Ode in Shaldon is one of my favourite restaurants. It’s focused on organic and biodynamic food ( Ode is the restaurant’s postcode but it’s also a tribute to true food. The Hare & Hounds, in Kingskerswell, ( do an award-winning carvery and great ales. I like visiting Nathan Outlaw ( and Paul Ainsworth ( too.

The best ever fish and chip place will be my own. I am very picky about my fish and chips; I hate it when the fish comes with skin on. We almost bought a fish and chip shop a while ago so that’s definitely still on the cards. In the meantime, I go to Chandler’s Chippy in Torquay as it’s the least pretentious. I just have fish and chips; no fancy stuff – it is a chippie.

All the boys in the kitchen save up their tips and every four months we do a little tour of restaurants. Our last trip was to Copenhagen and the beef tartare with wood sorrel at Noma ( was amazing. I really enjoyed Geranium (, Nimb ( and Geist (

We’ve dined at Le Meurice in Paris on a few occasions ( as well as Pierre Gagnaire (pierre-gagnaire. com). Le Meurice is about doing modern takes on classics, whereas Gagnaire is about pushing boundaries; he’s not afraid to experiment with unusual flavour combinations. Tasting menus give good insights into what restaurants are doing.

Scooters are what you’d call my hobby. I got into that because I liked mod music.
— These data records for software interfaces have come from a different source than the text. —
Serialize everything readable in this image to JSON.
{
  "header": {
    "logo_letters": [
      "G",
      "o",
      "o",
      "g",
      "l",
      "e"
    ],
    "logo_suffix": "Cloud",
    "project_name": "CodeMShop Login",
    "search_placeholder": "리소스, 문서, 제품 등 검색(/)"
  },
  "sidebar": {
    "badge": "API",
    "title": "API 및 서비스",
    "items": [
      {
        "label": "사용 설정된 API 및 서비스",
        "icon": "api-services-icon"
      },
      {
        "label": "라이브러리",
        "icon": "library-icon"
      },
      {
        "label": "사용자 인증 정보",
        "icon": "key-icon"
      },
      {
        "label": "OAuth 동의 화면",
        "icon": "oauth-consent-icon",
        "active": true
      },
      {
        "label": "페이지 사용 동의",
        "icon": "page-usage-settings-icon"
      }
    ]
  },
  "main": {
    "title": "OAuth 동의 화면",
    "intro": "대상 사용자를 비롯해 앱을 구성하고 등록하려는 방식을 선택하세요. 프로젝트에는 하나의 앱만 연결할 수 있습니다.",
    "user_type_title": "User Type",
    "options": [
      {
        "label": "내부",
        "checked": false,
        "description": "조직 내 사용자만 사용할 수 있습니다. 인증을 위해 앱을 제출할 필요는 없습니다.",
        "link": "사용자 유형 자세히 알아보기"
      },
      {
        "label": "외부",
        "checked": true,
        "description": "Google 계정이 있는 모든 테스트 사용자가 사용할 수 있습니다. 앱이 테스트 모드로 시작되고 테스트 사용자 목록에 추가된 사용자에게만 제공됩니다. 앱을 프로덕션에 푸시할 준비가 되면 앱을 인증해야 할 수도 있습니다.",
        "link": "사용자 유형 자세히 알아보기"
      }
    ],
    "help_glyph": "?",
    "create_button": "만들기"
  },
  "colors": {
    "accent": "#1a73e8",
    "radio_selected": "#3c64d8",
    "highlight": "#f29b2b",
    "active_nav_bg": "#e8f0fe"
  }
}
I am a member of the South Devon Showmen scooter club; it’s where I never talk about food. I own six scooters – I even have a Michelin one.